This generally common and often abundant species occurs throughout Europe and western Asia to the far north including Scandinavia and the U.K.; here it is common throughout England and Wales but more scattered further north to the western and northern Scottish Highlands. Often found alongside Cis bilamellatus, these are by far our most common U.K. ciids occurring through the spring and early summer wherever suitable host fungi occur e.g.in wooded areas, parks and gardens etc. The principal U.K. host is Trametes versicolor but other species of also host the beetle e.g. T. gibbosa, T. ochracea, T. pubescens and Laetiporus sulphureus, and on the continent it is also recorded from other fungi; Stereum hirsutum, Phanerochaete velutina, Hypholoma fasciculare and Bjerkandera adusta, all of which occur in the U.K. The occasional record from birch polypore is probably incidental as this fungus is annual and tends to dry out in the summer, making it unsuitable. Adults occur year-round; through the winter within the damp and decaying tissues of fruiting bodies on trees and stumps of a wide range of broadleaf species, and in the spring they disperse, healthy fungi are ignored but the beetles are strongly attracted to damaged and decaying specimens and they are among the first ciids to colonize fruiting bodies early in the year, breeding commences immediately* and huge populations develop by late spring and early summer, the beetles prefer moist fungi and tend to leave those exposed to the sun as they dry out in the summer. Later in the spring, when Octotemnus is firmly established, they will usually be found alongside the common and widespread Cis boleti; this species prefers drier fruiting bodies and will persist through the summer after Octotemnus has left drier specimens. Late summer and autumn may again produce large numbers of adults; pale specimens, presumably immature, occur from April to October but seem to be most abundant in the spring and autumn. Adults will only rarely be seen on the surface of the fungus and they are not attracted to light, tapping likely host material over a sheet may produce a few specimens, but to appreciate the abundance of the adults a sample will need to be carefully pulled apart under a lens or, better, subject to heat extraction but this may be destructive as a good sample may produce many hundreds of specimens. Octotemnus is specifically attracted to compounds produced by Trametes when it is damaged or in a certain stage of decay and large numbers may appear quickly and begin breeding in just about any situation, the effect of such feeding may reduce the fecundity of the fungus by reducing its reproductive potential although in general the beetles will arrive after the spores have been shed. Fungal tissue is rich in carbohydrate and protein and several metallic elements become concentrated here and so Octotemnus may play an important part in the recycling of woodland nutrients.

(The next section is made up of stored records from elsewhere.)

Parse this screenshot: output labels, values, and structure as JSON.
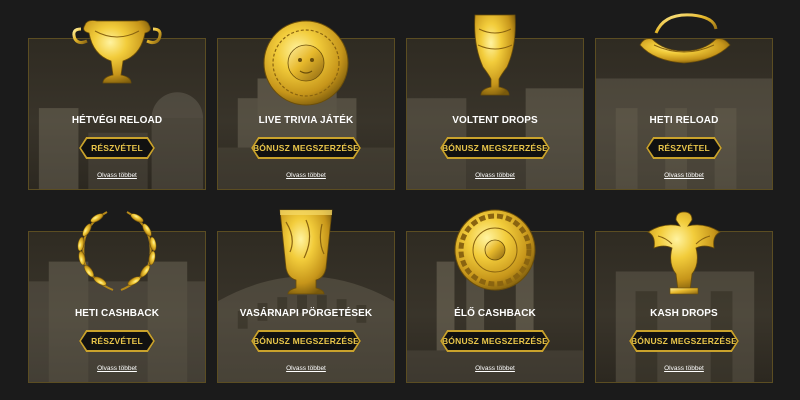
{
  "colors": {
    "page_bg": "#1b1b1b",
    "card_border": "#5b4d22",
    "gold": "#c9a22c",
    "button_text": "#e8c54a",
    "text": "#ffffff"
  },
  "cards": [
    {
      "title": "HÉTVÉGI RELOAD",
      "button": "RÉSZVÉTEL",
      "link": "Olvass többet",
      "icon": "golden-cup-icon"
    },
    {
      "title": "LIVE TRIVIA JÁTÉK",
      "button": "BÓNUSZ MEGSZERZÉSE",
      "link": "Olvass többet",
      "icon": "golden-medusa-shield-icon"
    },
    {
      "title": "VOLTENT DROPS",
      "button": "BÓNUSZ MEGSZERZÉSE",
      "link": "Olvass többet",
      "icon": "golden-goblet-icon"
    },
    {
      "title": "HETI RELOAD",
      "button": "RÉSZVÉTEL",
      "link": "Olvass többet",
      "icon": "golden-boat-vessel-icon"
    },
    {
      "title": "HETI CASHBACK",
      "button": "RÉSZVÉTEL",
      "link": "Olvass többet",
      "icon": "laurel-wreath-icon"
    },
    {
      "title": "VASÁRNAPI PÖRGETÉSEK",
      "button": "BÓNUSZ MEGSZERZÉSE",
      "link": "Olvass többet",
      "icon": "golden-beaker-icon"
    },
    {
      "title": "ÉLŐ CASHBACK",
      "button": "BÓNUSZ MEGSZERZÉSE",
      "link": "Olvass többet",
      "icon": "golden-plate-icon"
    },
    {
      "title": "KASH DROPS",
      "button": "BÓNUSZ MEGSZERZÉSE",
      "link": "Olvass többet",
      "icon": "golden-eagle-icon"
    }
  ]
}
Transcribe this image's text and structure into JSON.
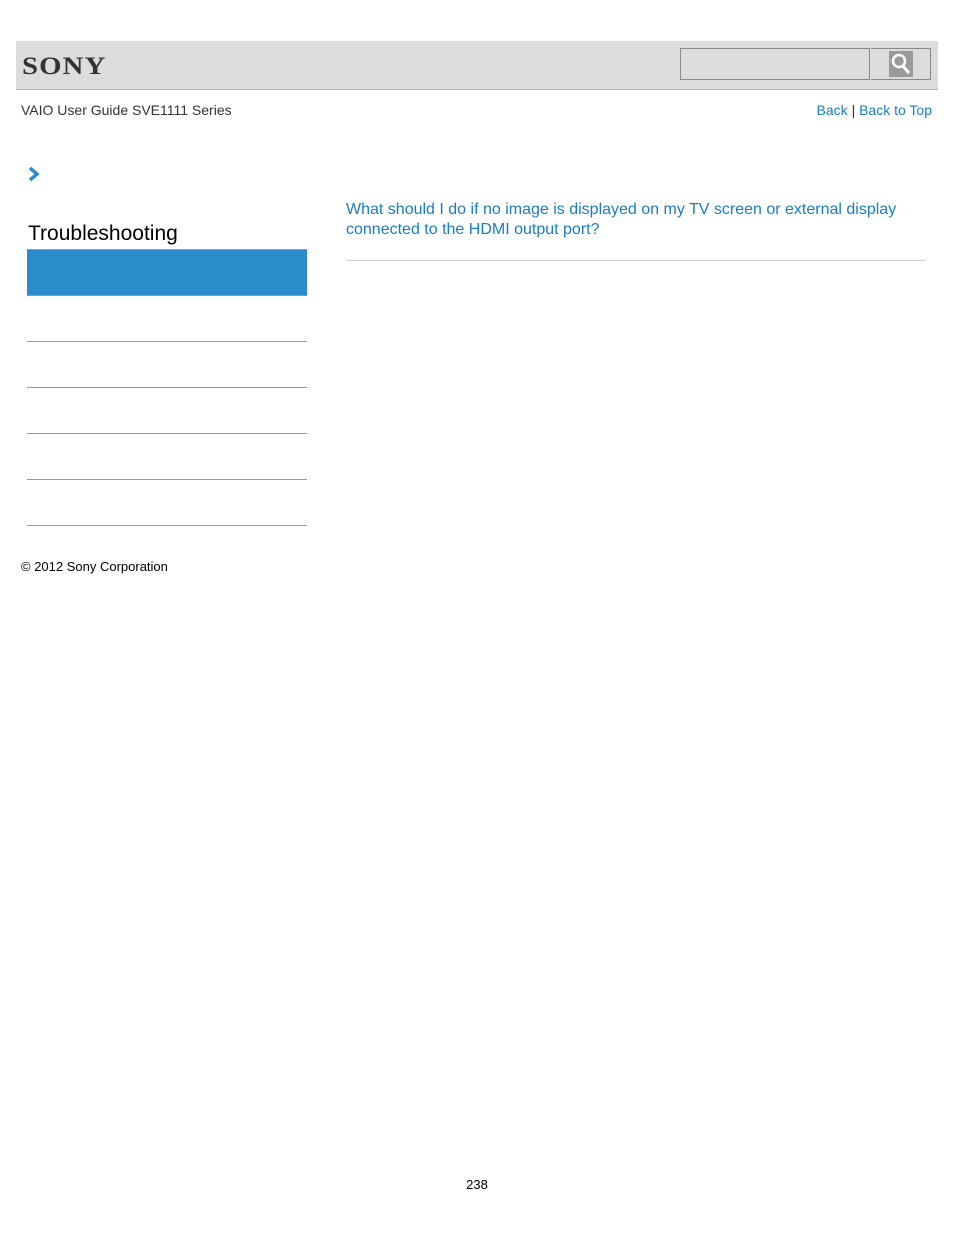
{
  "header": {
    "brand": "SONY",
    "search": {
      "placeholder": "",
      "value": "",
      "button_icon": "search-icon"
    }
  },
  "guide_title": "VAIO User Guide SVE1111 Series",
  "nav_links": {
    "back": "Back",
    "separator": "|",
    "back_to_top": "Back to Top"
  },
  "breadcrumb_icon": "chevron-right-icon",
  "sidebar": {
    "title": "Troubleshooting",
    "items": [
      "",
      "",
      "",
      "",
      "",
      ""
    ]
  },
  "main": {
    "link": "What should I do if no image is displayed on my TV screen or external display connected to the HDMI output port?"
  },
  "footer": {
    "copyright": "© 2012 Sony Corporation",
    "page_number": "238"
  },
  "colors": {
    "accent": "#2a8ccb",
    "link": "#1a7dc4",
    "header_bg": "#dcdcdc"
  }
}
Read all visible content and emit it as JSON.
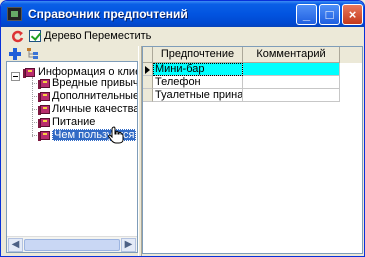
{
  "window": {
    "title": "Справочник предпочтений"
  },
  "titlebar": {
    "minimize_label": "_",
    "maximize_label": "□",
    "close_label": "×"
  },
  "toolbar": {
    "tree_checkbox_checked": true,
    "tree_label": "Дерево",
    "move_label": "Переместить"
  },
  "tree": {
    "root": "Информация о клиенте",
    "items": [
      "Вредные привычки",
      "Дополнительные услуги",
      "Личные качества",
      "Питание",
      "Чем пользуется"
    ],
    "selected_index": 4
  },
  "grid": {
    "columns": [
      "Предпочтение",
      "Комментарий"
    ],
    "rows": [
      {
        "pref": "Мини-бар",
        "comment": ""
      },
      {
        "pref": "Телефон",
        "comment": ""
      },
      {
        "pref": "Туалетные принадлежности",
        "comment": ""
      }
    ],
    "active_row": 0
  },
  "colors": {
    "title_bar": "#0254e0",
    "selection": "#316ac5",
    "active_row": "#00ffff",
    "book_icon": "#b72c6d"
  },
  "icons": [
    "refresh-icon",
    "add-icon",
    "tree-view-icon",
    "book-icon",
    "hand-cursor-icon"
  ]
}
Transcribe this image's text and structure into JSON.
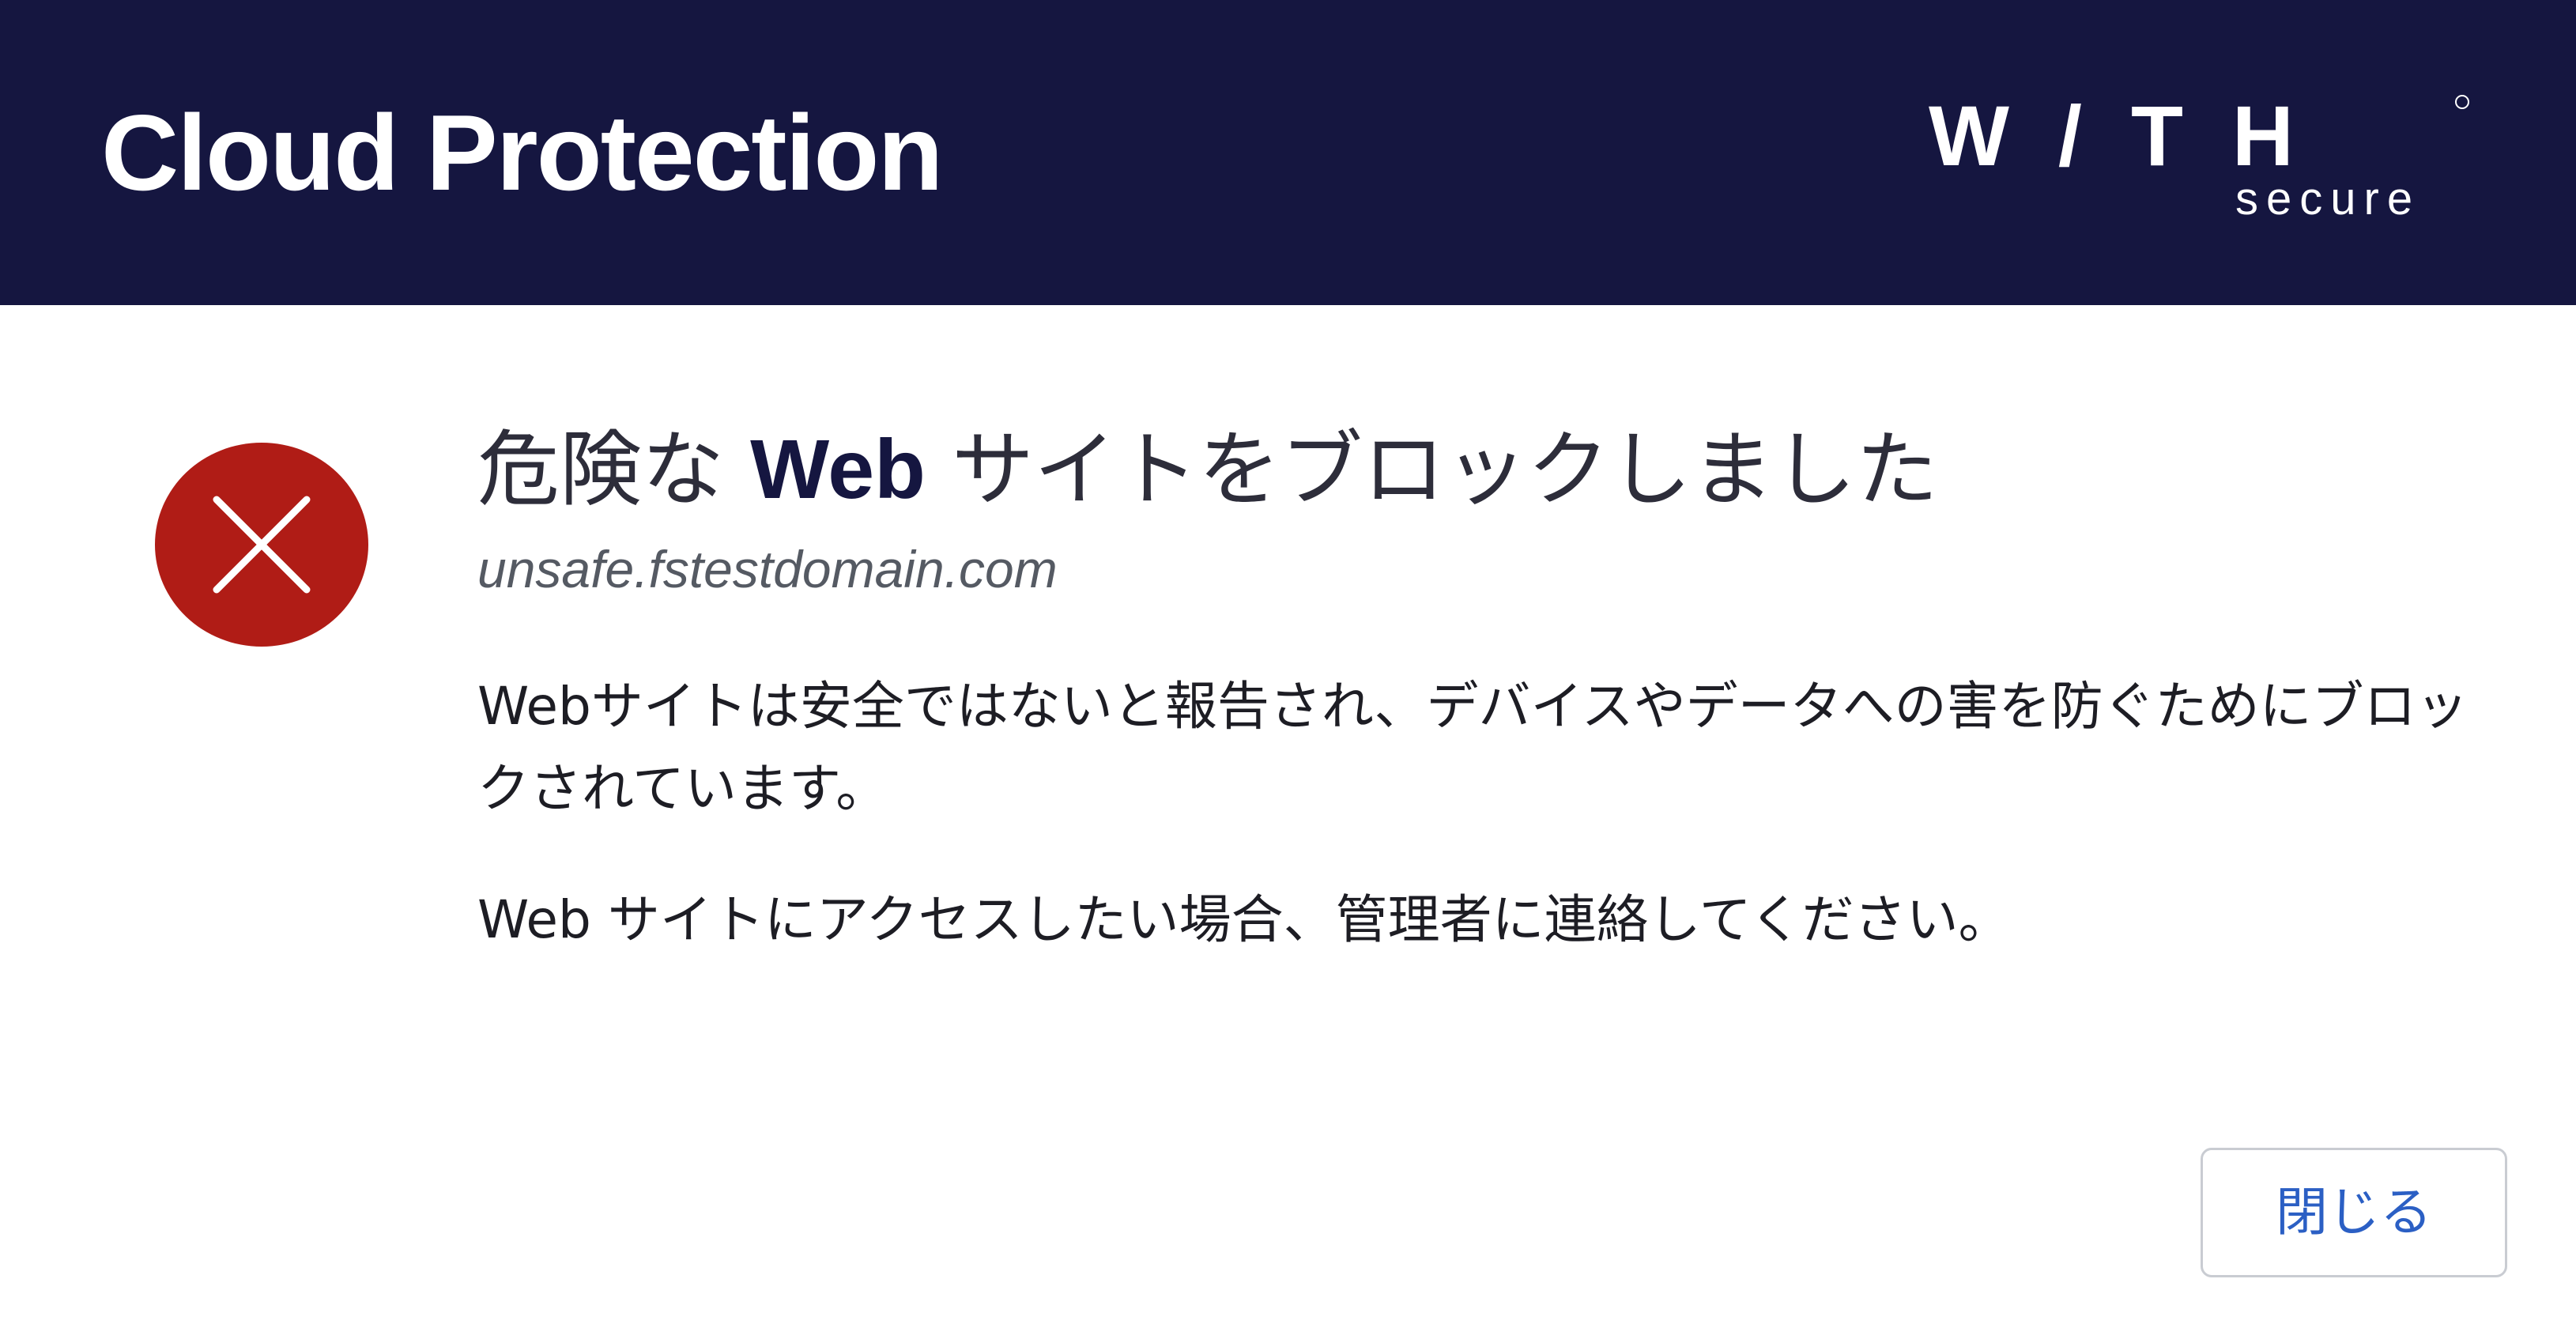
{
  "header": {
    "title": "Cloud Protection",
    "logo_word": "W/TH",
    "logo_sub": "secure"
  },
  "icons": {
    "status": "error-x-circle-icon"
  },
  "colors": {
    "header_bg": "#151640",
    "error_red": "#b01c16",
    "button_text": "#2b5fc4"
  },
  "main": {
    "title_prefix": "危険な ",
    "title_bold": "Web",
    "title_suffix": " サイトをブロックしました",
    "domain": "unsafe.fstestdomain.com",
    "description": "Webサイトは安全ではないと報告され、デバイスやデータへの害を防ぐためにブロックされています。",
    "contact": "Web サイトにアクセスしたい場合、管理者に連絡してください。"
  },
  "actions": {
    "close_label": "閉じる"
  }
}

Octotemnus glabriculus 1
© Lech Borowiec
Octotemnus glabriculus 2
Although Octotemnus may appear nondescript and dull it will soon become distinctive among other ciids even in the field; the very convex and shiny appearance is obvious once a few specimens have been identified. Specimens are best mounted lying sideways on fine card points with a few appendages teased out for inspection, and then antennal segments are thus readily counted. 1.5-2.0mm easily identified from the 8-segmented antennae and the small size. Antennae yellow with the club dark when mature, segments 1 and 2 large and rounded, 3 elongate and as long as 4 and 5 together, 4 and 5 quadrate, 6-8 form a loose and pubescent 3-segmented club. Entire body, when mature, dark brown to black and shiny. Head and pronotum finely punctured and microsculptured (X50). Head declined but visible from above, with an oblique carina from the anterior margin of the convex eyes to the labrum, covering the antennal insertions. Pronotum highly arched and finely bordered. The elytra with very fine granular microsculpture, making them appear more shiny than the foreparts; finely bordered and randomly punctured, this may be evanescent towards the base where the surface becomes strigose, and with sparse outstanding setae towards the apex. The legs are pale with the outer margins of the tibiae spinose in the apical half; tarsi 4-4-4, segments 1-3 tiny and with long white pubescence below, the fourth segment as long as 1-3 combined. Claws smooth and weakly toothed at the base.
*It may be that this species breeds continuously through the winter as we extracted a few adults along with many larvae from an old and damp sample of Laetiporus sulphureus taken from a Watford park on 18/2/2017.